If there’s a nasty pothole (or three) on your street, your first instinct might be to call the city and complain. When that doesn’t work, though, what else is left to do? If you live in Portland, Oregon, it might be worth giving Potholes for Poverty a ring.
Streetsblog points us to the program—an initiative from a local business called Coast Pavement Services. In exchange for either a donation to charity or 10 hours of volunteer work at a nonprofit, Potholes for Poverty will clean that pothole right up. Coast Pavement embarks on its charitable pothole-filling ventures once a month.
Potholes for Poverty will let you work with any local organization, but the initiative offers some suggestions, including Mercy Corp, SMART (a nonprofit that encourages young people to read), and Loaves and Fishes, which delivers Meals on Wheels.
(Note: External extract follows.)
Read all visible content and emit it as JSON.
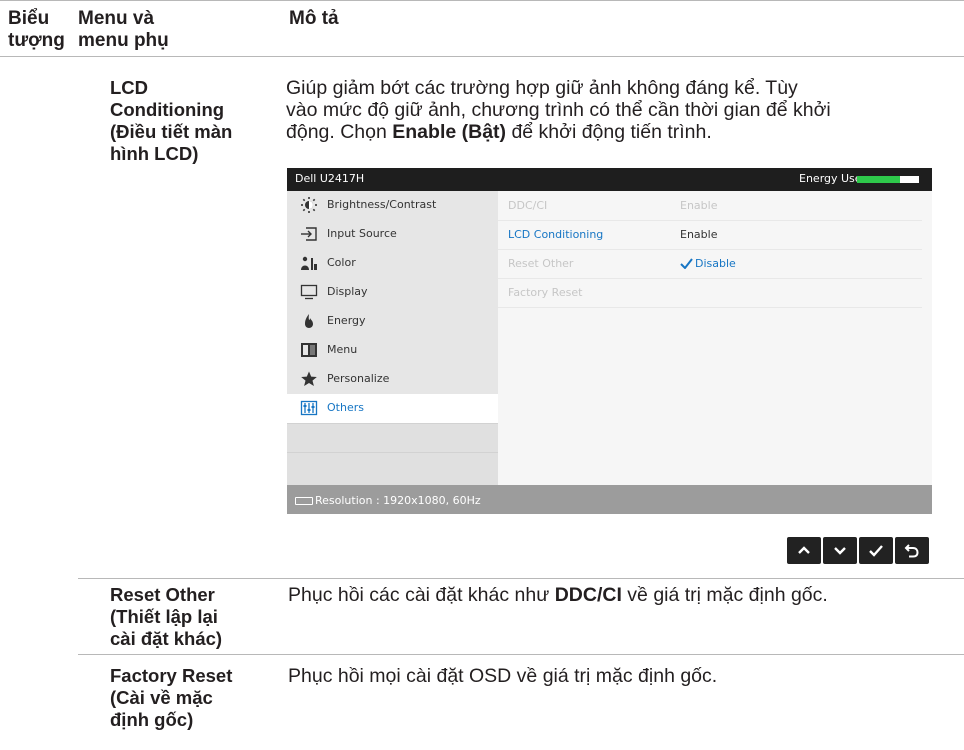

Want some inspiration? Potholes for Poverty also has a picture gallery of filled potholes and the people behind their cleanup. One man donated $200 to National Suicide Prevention to fix a pothole, and a woman pledged 20 hours of work for Neighborhood Emergency Response teams to clean up her least favorite pothole.